Nantucket is no stranger to jellyfish who generally show up towards the end of summer or early September when ocean waters are at the warmest. However, increases in temperature have meant an earlier arrival of jellyfish to Nantucket. Unlike many marine species, jellies can thrive in warmer water with less oxygen and so are showing up in larger numbers as ocean temperatures rise. Arriving earlier means they are arriving at a time of summer when there are more people at the beach to notice them. Atlantic sea nettles are the species of jellyfish that more people have been seeing and which pack a stinging punch. The sea nettles and the lion’s mane jellies are responsible for the majority of stings that have been treated by Nantucket lifeguards in the last month. Moon jellies and comb jellies have also been spotted around the island, but they are harmless to humans. We are also seeing more frequent sightings of Portuguese Man o’ War, a far more potent species of jellyfish generally found in large numbers further south. We usually have reports of a few each year, but last week there were 10 in one day! Not only are their stings painful, but they can leave welt-like red marks on the skin.

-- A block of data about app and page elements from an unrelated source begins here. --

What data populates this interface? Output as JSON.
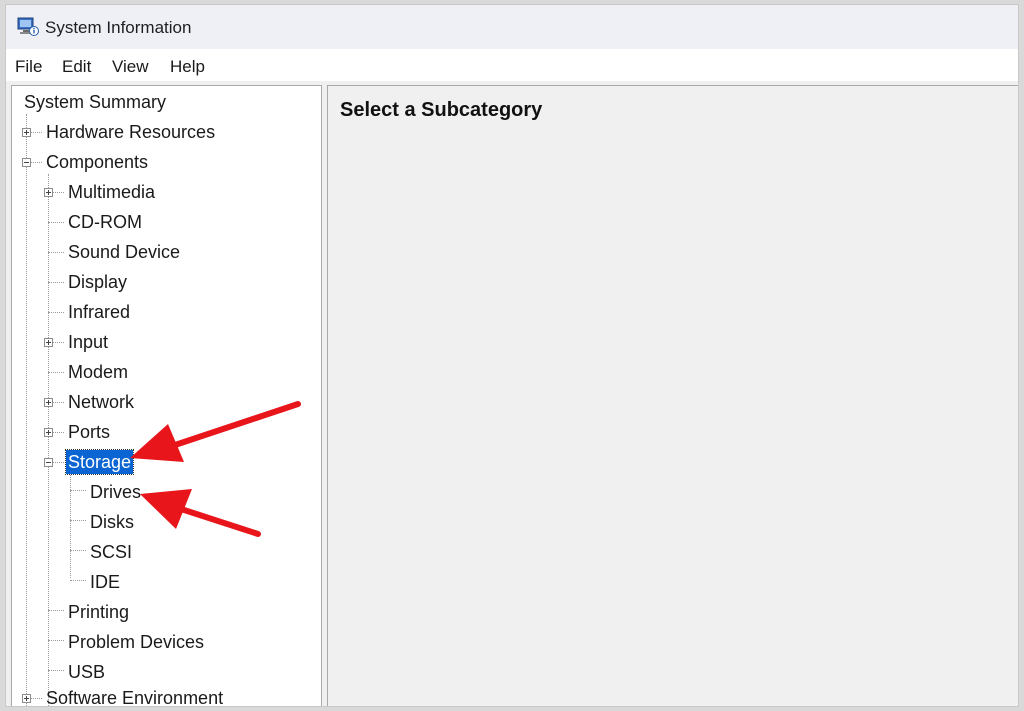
{
  "window": {
    "title": "System Information"
  },
  "menu": {
    "file": "File",
    "edit": "Edit",
    "view": "View",
    "help": "Help"
  },
  "tree": {
    "system_summary": "System Summary",
    "hardware_resources": "Hardware Resources",
    "components": "Components",
    "multimedia": "Multimedia",
    "cd_rom": "CD-ROM",
    "sound_device": "Sound Device",
    "display": "Display",
    "infrared": "Infrared",
    "input": "Input",
    "modem": "Modem",
    "network": "Network",
    "ports": "Ports",
    "storage": "Storage",
    "drives": "Drives",
    "disks": "Disks",
    "scsi": "SCSI",
    "ide": "IDE",
    "printing": "Printing",
    "problem_devices": "Problem Devices",
    "usb": "USB",
    "software_environment": "Software Environment"
  },
  "detail": {
    "heading": "Select a Subcategory"
  },
  "colors": {
    "selection": "#0a64d2",
    "annotation_arrow": "#e8151b"
  }
}
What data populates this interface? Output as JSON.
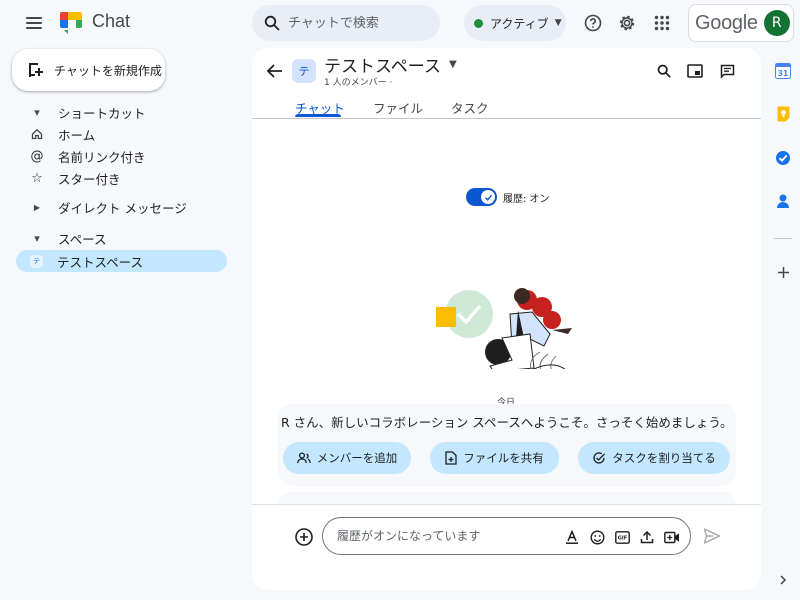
{
  "app": {
    "title": "Chat",
    "google_word": "Google",
    "avatar_initial": "R"
  },
  "search": {
    "placeholder": "チャットで検索"
  },
  "status": {
    "label": "アクティブ",
    "color": "#1e8e3e"
  },
  "topbar_icons": [
    "help-icon",
    "settings-icon",
    "apps-grid-icon"
  ],
  "sidebar": {
    "new_chat_label": "チャットを新規作成",
    "shortcuts_label": "ショートカット",
    "shortcut_items": [
      {
        "label": "ホーム",
        "icon": "home-icon"
      },
      {
        "label": "名前リンク付き",
        "icon": "at-mention-icon"
      },
      {
        "label": "スター付き",
        "icon": "star-icon"
      }
    ],
    "direct_messages_label": "ダイレクト メッセージ",
    "spaces_label": "スペース",
    "space_items": [
      {
        "label": "テストスペース",
        "avatar": "テ",
        "selected": true
      }
    ]
  },
  "space": {
    "avatar": "テ",
    "title": "テストスペース",
    "member_count": "1 人のメンバー",
    "tabs": [
      "チャット",
      "ファイル",
      "タスク"
    ],
    "active_tab": "チャット"
  },
  "history": {
    "label": "履歴: オン",
    "enabled": true
  },
  "date_label": "今日",
  "welcome": {
    "text": "R さん、新しいコラボレーション スペースへようこそ。さっそく始めましょう。",
    "actions": [
      {
        "label": "メンバーを追加",
        "icon": "add-people-icon"
      },
      {
        "label": "ファイルを共有",
        "icon": "file-icon"
      },
      {
        "label": "タスクを割り当てる",
        "icon": "task-icon"
      }
    ]
  },
  "composer": {
    "placeholder": "履歴がオンになっています"
  },
  "colors": {
    "accent": "#0b57d0",
    "selected_bg": "#c2e7ff",
    "page_bg": "#f6f8fc"
  }
}
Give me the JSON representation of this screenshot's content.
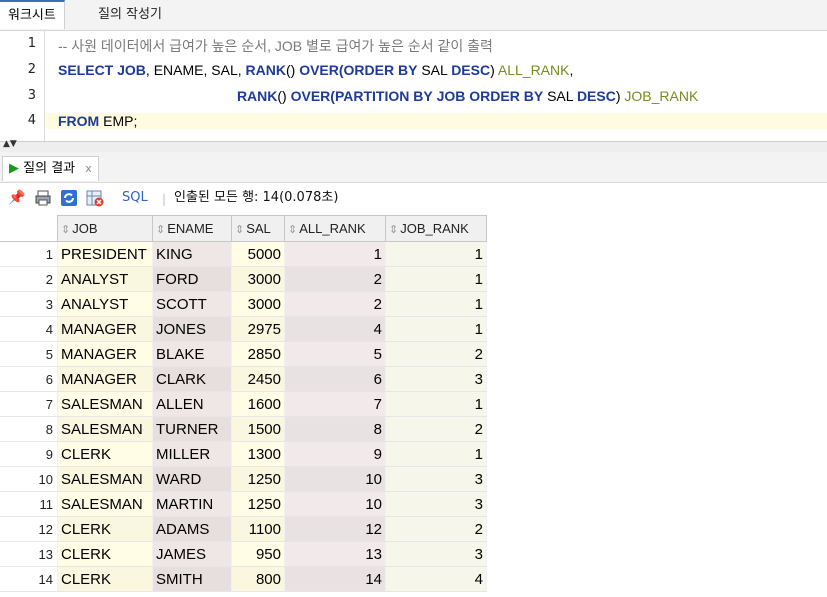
{
  "tabs": {
    "worksheet": "워크시트",
    "query_builder": "질의 작성기"
  },
  "editor": {
    "line_numbers": [
      "1",
      "2",
      "3",
      "4"
    ],
    "comment": "-- 사원 데이터에서 급여가 높은 순서, JOB 별로 급여가 높은 순서 같이 출력",
    "line2": {
      "select": "SELECT",
      "sp1": " ",
      "job": "JOB",
      "cols": ", ENAME, SAL, ",
      "rank": "RANK",
      "paren": "() ",
      "over": "OVER",
      "open": "(",
      "orderby": "ORDER BY",
      "sal": " SAL ",
      "desc": "DESC",
      "close": ") ",
      "alias": "ALL_RANK",
      "comma": ","
    },
    "line3": {
      "indent": "                                              ",
      "rank": "RANK",
      "paren": "() ",
      "over": "OVER",
      "open": "(",
      "partition": "PARTITION BY",
      "sp": " ",
      "job": "JOB",
      "sp2": " ",
      "orderby": "ORDER BY",
      "sal": " SAL ",
      "desc": "DESC",
      "close": ") ",
      "alias": "JOB_RANK"
    },
    "line4": {
      "from": "FROM",
      "table": " EMP;"
    }
  },
  "result": {
    "tab_label": "질의 결과",
    "tab_close": "x",
    "toolbar": {
      "sql_label": "SQL",
      "separator": "|",
      "status": "인출된 모든 행: 14(0.078초)"
    },
    "columns": [
      "JOB",
      "ENAME",
      "SAL",
      "ALL_RANK",
      "JOB_RANK"
    ],
    "rows": [
      [
        "1",
        "PRESIDENT",
        "KING",
        "5000",
        "1",
        "1"
      ],
      [
        "2",
        "ANALYST",
        "FORD",
        "3000",
        "2",
        "1"
      ],
      [
        "3",
        "ANALYST",
        "SCOTT",
        "3000",
        "2",
        "1"
      ],
      [
        "4",
        "MANAGER",
        "JONES",
        "2975",
        "4",
        "1"
      ],
      [
        "5",
        "MANAGER",
        "BLAKE",
        "2850",
        "5",
        "2"
      ],
      [
        "6",
        "MANAGER",
        "CLARK",
        "2450",
        "6",
        "3"
      ],
      [
        "7",
        "SALESMAN",
        "ALLEN",
        "1600",
        "7",
        "1"
      ],
      [
        "8",
        "SALESMAN",
        "TURNER",
        "1500",
        "8",
        "2"
      ],
      [
        "9",
        "CLERK",
        "MILLER",
        "1300",
        "9",
        "1"
      ],
      [
        "10",
        "SALESMAN",
        "WARD",
        "1250",
        "10",
        "3"
      ],
      [
        "11",
        "SALESMAN",
        "MARTIN",
        "1250",
        "10",
        "3"
      ],
      [
        "12",
        "CLERK",
        "ADAMS",
        "1100",
        "12",
        "2"
      ],
      [
        "13",
        "CLERK",
        "JAMES",
        "950",
        "13",
        "3"
      ],
      [
        "14",
        "CLERK",
        "SMITH",
        "800",
        "14",
        "4"
      ]
    ]
  },
  "icons": [
    "pin-icon",
    "print-icon",
    "refresh-icon",
    "delete-icon",
    "sort-icon",
    "play-icon"
  ]
}
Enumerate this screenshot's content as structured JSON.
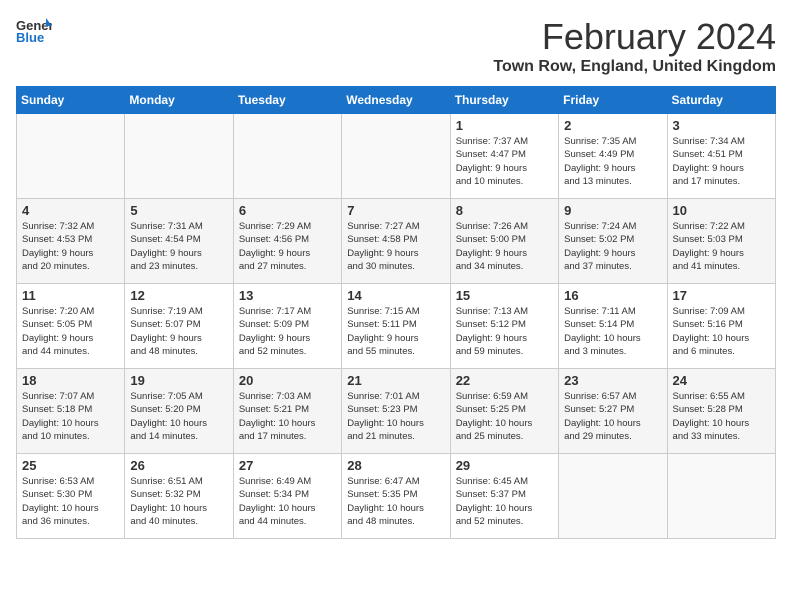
{
  "logo": {
    "line1": "General",
    "line2": "Blue"
  },
  "title": "February 2024",
  "location": "Town Row, England, United Kingdom",
  "weekdays": [
    "Sunday",
    "Monday",
    "Tuesday",
    "Wednesday",
    "Thursday",
    "Friday",
    "Saturday"
  ],
  "weeks": [
    [
      {
        "day": "",
        "info": ""
      },
      {
        "day": "",
        "info": ""
      },
      {
        "day": "",
        "info": ""
      },
      {
        "day": "",
        "info": ""
      },
      {
        "day": "1",
        "info": "Sunrise: 7:37 AM\nSunset: 4:47 PM\nDaylight: 9 hours\nand 10 minutes."
      },
      {
        "day": "2",
        "info": "Sunrise: 7:35 AM\nSunset: 4:49 PM\nDaylight: 9 hours\nand 13 minutes."
      },
      {
        "day": "3",
        "info": "Sunrise: 7:34 AM\nSunset: 4:51 PM\nDaylight: 9 hours\nand 17 minutes."
      }
    ],
    [
      {
        "day": "4",
        "info": "Sunrise: 7:32 AM\nSunset: 4:53 PM\nDaylight: 9 hours\nand 20 minutes."
      },
      {
        "day": "5",
        "info": "Sunrise: 7:31 AM\nSunset: 4:54 PM\nDaylight: 9 hours\nand 23 minutes."
      },
      {
        "day": "6",
        "info": "Sunrise: 7:29 AM\nSunset: 4:56 PM\nDaylight: 9 hours\nand 27 minutes."
      },
      {
        "day": "7",
        "info": "Sunrise: 7:27 AM\nSunset: 4:58 PM\nDaylight: 9 hours\nand 30 minutes."
      },
      {
        "day": "8",
        "info": "Sunrise: 7:26 AM\nSunset: 5:00 PM\nDaylight: 9 hours\nand 34 minutes."
      },
      {
        "day": "9",
        "info": "Sunrise: 7:24 AM\nSunset: 5:02 PM\nDaylight: 9 hours\nand 37 minutes."
      },
      {
        "day": "10",
        "info": "Sunrise: 7:22 AM\nSunset: 5:03 PM\nDaylight: 9 hours\nand 41 minutes."
      }
    ],
    [
      {
        "day": "11",
        "info": "Sunrise: 7:20 AM\nSunset: 5:05 PM\nDaylight: 9 hours\nand 44 minutes."
      },
      {
        "day": "12",
        "info": "Sunrise: 7:19 AM\nSunset: 5:07 PM\nDaylight: 9 hours\nand 48 minutes."
      },
      {
        "day": "13",
        "info": "Sunrise: 7:17 AM\nSunset: 5:09 PM\nDaylight: 9 hours\nand 52 minutes."
      },
      {
        "day": "14",
        "info": "Sunrise: 7:15 AM\nSunset: 5:11 PM\nDaylight: 9 hours\nand 55 minutes."
      },
      {
        "day": "15",
        "info": "Sunrise: 7:13 AM\nSunset: 5:12 PM\nDaylight: 9 hours\nand 59 minutes."
      },
      {
        "day": "16",
        "info": "Sunrise: 7:11 AM\nSunset: 5:14 PM\nDaylight: 10 hours\nand 3 minutes."
      },
      {
        "day": "17",
        "info": "Sunrise: 7:09 AM\nSunset: 5:16 PM\nDaylight: 10 hours\nand 6 minutes."
      }
    ],
    [
      {
        "day": "18",
        "info": "Sunrise: 7:07 AM\nSunset: 5:18 PM\nDaylight: 10 hours\nand 10 minutes."
      },
      {
        "day": "19",
        "info": "Sunrise: 7:05 AM\nSunset: 5:20 PM\nDaylight: 10 hours\nand 14 minutes."
      },
      {
        "day": "20",
        "info": "Sunrise: 7:03 AM\nSunset: 5:21 PM\nDaylight: 10 hours\nand 17 minutes."
      },
      {
        "day": "21",
        "info": "Sunrise: 7:01 AM\nSunset: 5:23 PM\nDaylight: 10 hours\nand 21 minutes."
      },
      {
        "day": "22",
        "info": "Sunrise: 6:59 AM\nSunset: 5:25 PM\nDaylight: 10 hours\nand 25 minutes."
      },
      {
        "day": "23",
        "info": "Sunrise: 6:57 AM\nSunset: 5:27 PM\nDaylight: 10 hours\nand 29 minutes."
      },
      {
        "day": "24",
        "info": "Sunrise: 6:55 AM\nSunset: 5:28 PM\nDaylight: 10 hours\nand 33 minutes."
      }
    ],
    [
      {
        "day": "25",
        "info": "Sunrise: 6:53 AM\nSunset: 5:30 PM\nDaylight: 10 hours\nand 36 minutes."
      },
      {
        "day": "26",
        "info": "Sunrise: 6:51 AM\nSunset: 5:32 PM\nDaylight: 10 hours\nand 40 minutes."
      },
      {
        "day": "27",
        "info": "Sunrise: 6:49 AM\nSunset: 5:34 PM\nDaylight: 10 hours\nand 44 minutes."
      },
      {
        "day": "28",
        "info": "Sunrise: 6:47 AM\nSunset: 5:35 PM\nDaylight: 10 hours\nand 48 minutes."
      },
      {
        "day": "29",
        "info": "Sunrise: 6:45 AM\nSunset: 5:37 PM\nDaylight: 10 hours\nand 52 minutes."
      },
      {
        "day": "",
        "info": ""
      },
      {
        "day": "",
        "info": ""
      }
    ]
  ]
}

And it’s not just stinging jellyfish. We are also seeing some unusual species of fish show up that have either never been seen here before or are very rare visitors.

In early July, a vacationer fishing from shore near Eel Point hooked a houndfish, a warm-water species that may never have been caught before along the Massachusetts shore and was definitely a first for Nantucket. The houndfish was a skinny, 4-foot-long fish with a needlelike mouth and menacing teeth. While this could be just an unfamiliar fish way off course, it is one of a slew of unusual fish reports from the shores of New England in recent years.

Another new visitor to our area has gotten a lot of people talking. There have been multiple hammerhead shark sightings this year, with some relatively close to shore. Eric Savetsky, of the Nantucket Land Bank, photographed a scalloped hammerhead about 80 miles south of the island in July. In late August, a fisherman saw a hammerhead in shallow waters of the Monomoy tip on the Cape. Hammerheads, of which there are many species, are more typically found in warmer, tropical-like waters. With the gulf stream extending further north, hammerheads are being seen more frequently along the coast where, previously, it would have been too cold.

These additional wildlife sightings may be exciting for islanders and visitors. It’s always interesting to see something new and to add to the Nantucket biodiversity. But there is another consequence to warming waters. Some species that are typically found around Nantucket may be moving further north to escape higher than normal ocean temperatures. We’ve seen this as lobster populations move further north, for example.

Anglers have been noticing changes to ocean life for some time. It might not just be new species, but also changes to the timing of arrivals such as bonito and false albacore, striped bass, and bluefish—their activity is primarily temperature dependent. As the waters warm earlier, the fishing changes as well.

These warm ocean temperatures are not only drawing in unusual sea creatures and changing fishing seasons, but also helping to fuel a busy hurricane season. Tropical storms and hurricanes derive their energy from warm ocean waters. An ocean with warm water extending through the water column can increase the odds for storms to rapidly intensify.

So, what are we to do? Changes to the ocean seem beyond our control, but as most of the changes we are seeing are a direct result of human activity, and are often made worse by human activity, we do have the power to limit the effects of climate change. September is Climate Change Awareness Month and there are many chances to learn about what we, as a community, can do. For more resources, visit

Rather than becoming complacent, these changes to our environment should instead bring us to action. We should be moved from discussion to action at the local, state, national, and international levels. The ramifications of climate change are real and they are here on Nantucket. Learn more about what your community is doing to address climate change and be part of the resilient solutions.

Articles by Date from 2012